Red Cross doesn't want your old clothes. They don't want canned foods. They don't want old electronics or your discarded dinnerware. What they need is volunteers and money. But Mitt Romney doesn't seem to be aware, or even care, that material items collected for the superstorm Sandy victims can impede relief efforts. In fact, as governor, Romney proved he has no clue about how government works.
Yesterday at a what was really a campaign event in Ohio, Romney encouraged attendees to bring canned goods, despite the Red Cross' website stating that donating these items take up valuable time and resources because they must be sorted, cleaned, and disposed of when they could be spending time doing actual relief work. The GOP candidate's audacity was such that even though he had to have known about this policy at some point, he told the Red Cross to accept his donations, even though he was told they couldn't.

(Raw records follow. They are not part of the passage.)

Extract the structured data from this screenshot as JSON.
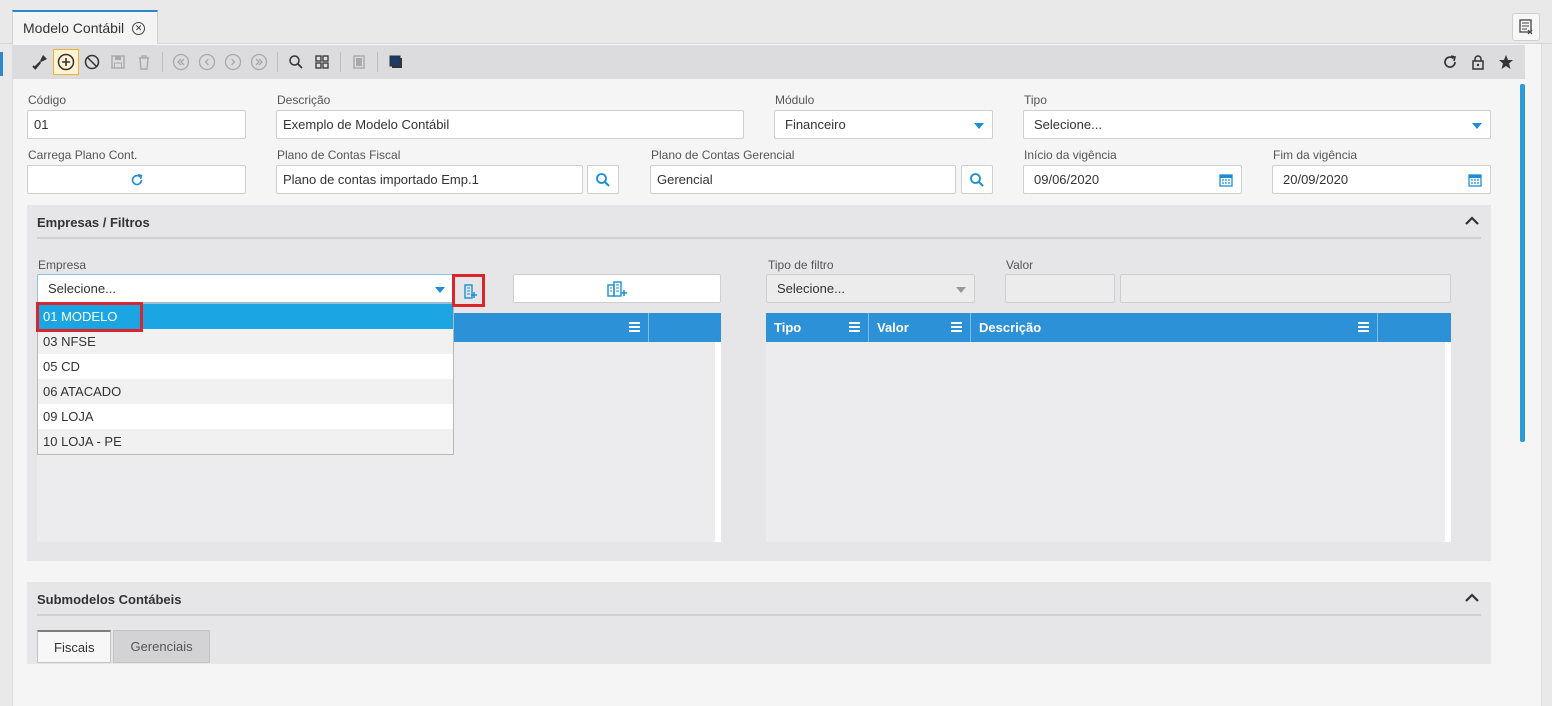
{
  "tab": {
    "title": "Modelo Contábil",
    "close_icon": "close-circle-icon"
  },
  "form": {
    "codigo": {
      "label": "Código",
      "value": "01"
    },
    "descricao": {
      "label": "Descrição",
      "value": "Exemplo de Modelo Contábil"
    },
    "modulo": {
      "label": "Módulo",
      "value": "Financeiro"
    },
    "tipo": {
      "label": "Tipo",
      "value": "Selecione..."
    },
    "carrega_plano": {
      "label": "Carrega Plano Cont."
    },
    "plano_fiscal": {
      "label": "Plano de Contas Fiscal",
      "value": "Plano de contas importado Emp.1"
    },
    "plano_gerencial": {
      "label": "Plano de Contas Gerencial",
      "value": "Gerencial"
    },
    "inicio_vigencia": {
      "label": "Início da vigência",
      "value": "09/06/2020"
    },
    "fim_vigencia": {
      "label": "Fim da vigência",
      "value": "20/09/2020"
    }
  },
  "empresas_section": {
    "title": "Empresas / Filtros",
    "empresa_label": "Empresa",
    "empresa_value": "Selecione...",
    "tipo_filtro_label": "Tipo de filtro",
    "tipo_filtro_value": "Selecione...",
    "valor_label": "Valor",
    "filter_grid_columns": [
      "Tipo",
      "Valor",
      "Descrição"
    ],
    "dropdown_options": [
      "01 MODELO",
      "03 NFSE",
      "05 CD",
      "06 ATACADO",
      "09 LOJA",
      "10 LOJA - PE"
    ]
  },
  "submodelos_section": {
    "title": "Submodelos Contábeis",
    "tabs": [
      "Fiscais",
      "Gerenciais"
    ]
  },
  "colors": {
    "accent": "#2d91d8",
    "selected": "#1ba5e3",
    "highlight": "#d9262c"
  }
}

And get this, the Romney campaign never intended to donate any of these collected items to states that are solidly blue, like New York or New Jersey, despite their being the hardest hit. Nope, his intention was to donate those items to precious swing states, like North Carolina, Pennsylvania, and Virginia. In the end, though, the Red Cross had the last word. The branch where he wanted to donate the goods only accepted money for donations, but the Red Cross said they could send the items to their warehouse in New Jersey.
It's been well-reported that Mitt has said that FEMA has to go because he believes that states should take care of their own. What most people don't know is that when he was governor in 2004, he vetoed flood preparation funding, after the city of Peabody experienced major flooding after heavy rains. Romney had requested that President Bush declare Essex, Middlesex, and Suffolk Counties disaster areas, which would assure federal relief from FEMA.

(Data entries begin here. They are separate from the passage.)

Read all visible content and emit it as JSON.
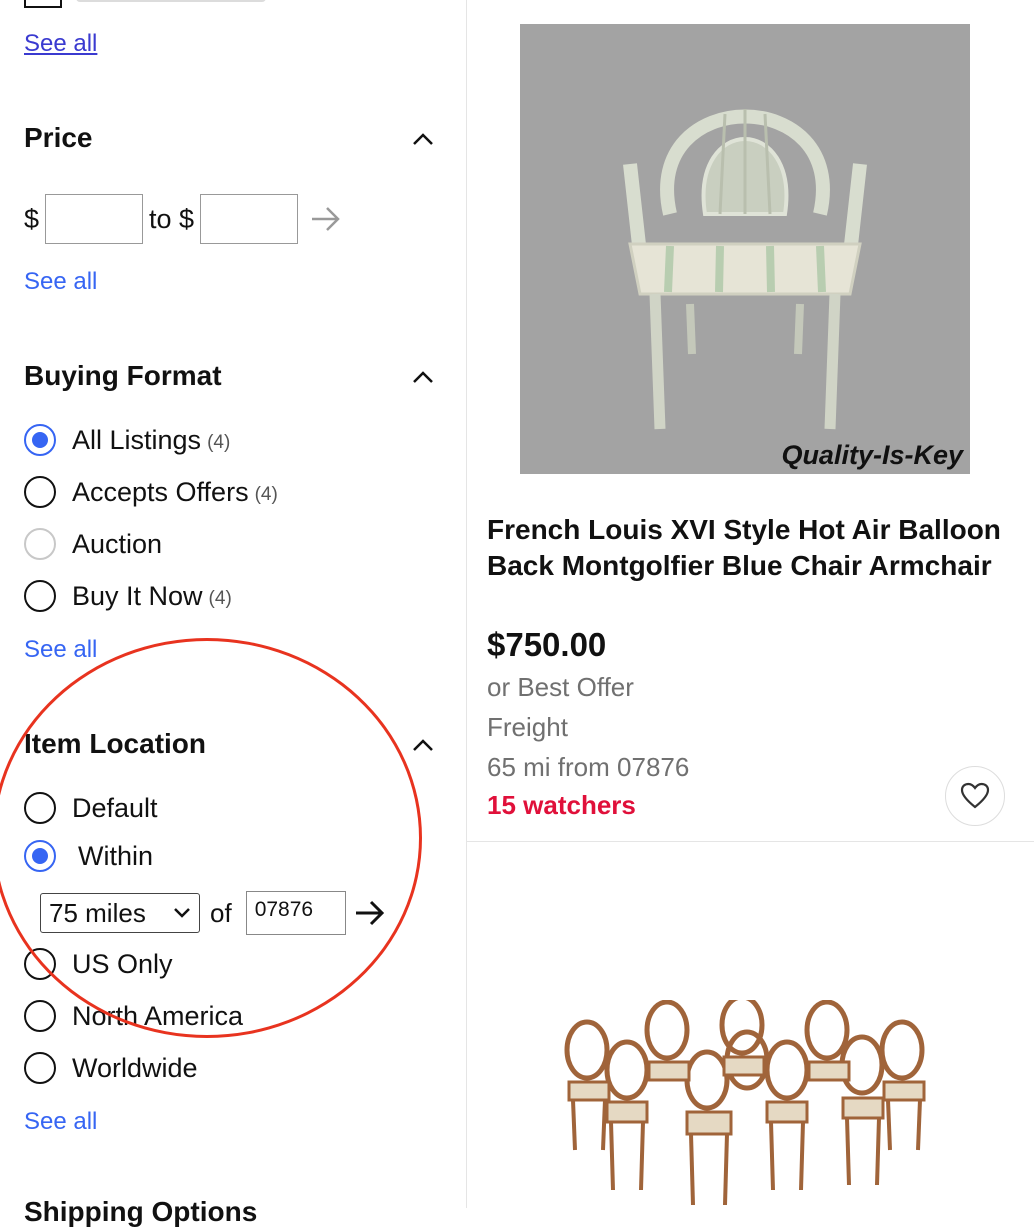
{
  "sidebar": {
    "top_see_all": "See all",
    "price": {
      "header": "Price",
      "currency_symbol": "$",
      "to_label": "to $",
      "min_value": "",
      "max_value": "",
      "see_all": "See all"
    },
    "buying_format": {
      "header": "Buying Format",
      "options": [
        {
          "label": "All Listings",
          "count": "(4)",
          "state": "checked"
        },
        {
          "label": "Accepts Offers",
          "count": "(4)",
          "state": "unchecked"
        },
        {
          "label": "Auction",
          "count": "",
          "state": "disabled"
        },
        {
          "label": "Buy It Now",
          "count": "(4)",
          "state": "unchecked"
        }
      ],
      "see_all": "See all"
    },
    "item_location": {
      "header": "Item Location",
      "options": [
        {
          "label": "Default",
          "state": "unchecked"
        },
        {
          "label": "Within",
          "state": "checked"
        },
        {
          "label": "US Only",
          "state": "unchecked"
        },
        {
          "label": "North America",
          "state": "unchecked"
        },
        {
          "label": "Worldwide",
          "state": "unchecked"
        }
      ],
      "distance_selected": "75 miles",
      "of_label": "of",
      "zip_value": "07876",
      "see_all": "See all"
    },
    "next_section_partial": "Shipping Options"
  },
  "product": {
    "image_watermark": "Quality-Is-Key",
    "title": "French Louis XVI Style Hot Air Balloon Back Montgolfier Blue Chair Armchair",
    "price": "$750.00",
    "best_offer": "or Best Offer",
    "shipping": "Freight",
    "distance": "65 mi from 07876",
    "watchers": "15 watchers"
  },
  "colors": {
    "accent": "#3665f3",
    "watchers": "#e0103a",
    "annotation": "#e8331f"
  },
  "icons": [
    "chevron-up-icon",
    "arrow-right-icon",
    "chevron-down-icon",
    "heart-icon"
  ]
}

Great, right? But later that year, when legislators proposed a $5.7 million flood preparation project to which the federal government would have added another $22 million, Governor Romney vetoed it. Local governments hit hard in that area said they believed that the governor's veto boiled down to a serious lack of understanding of how infrastructure works. In 2007, the same area flooded again as a direct result of Romney's refusal to fund the project.
Bottom line, Mitt Romney is a businessman, not a government man. He neither knows nor cares about anything else other than making as much money as possible while spending as little as possible. His refusal to answer questions about his thoughts on FEMA in recent days shows he knows his position is very unpopular. Just yesterday, a Romney spokesperson told news agencies that not only states should be responsible for disaster relief, but the federal government should be called upon, too. However, during the primary debates in June he stated that using federal funds for disaster relief was "immoral."
Just what, Mr. Romney, is immoral about the federal government speeding up recovery efforts for the people who live in areas destroyed and weakened by disaster? Hurricane Sandy substantially blew away the Republican candidate's advantage in a hotly contested race. Unfortunately, it wasn't able to blow away his hubris.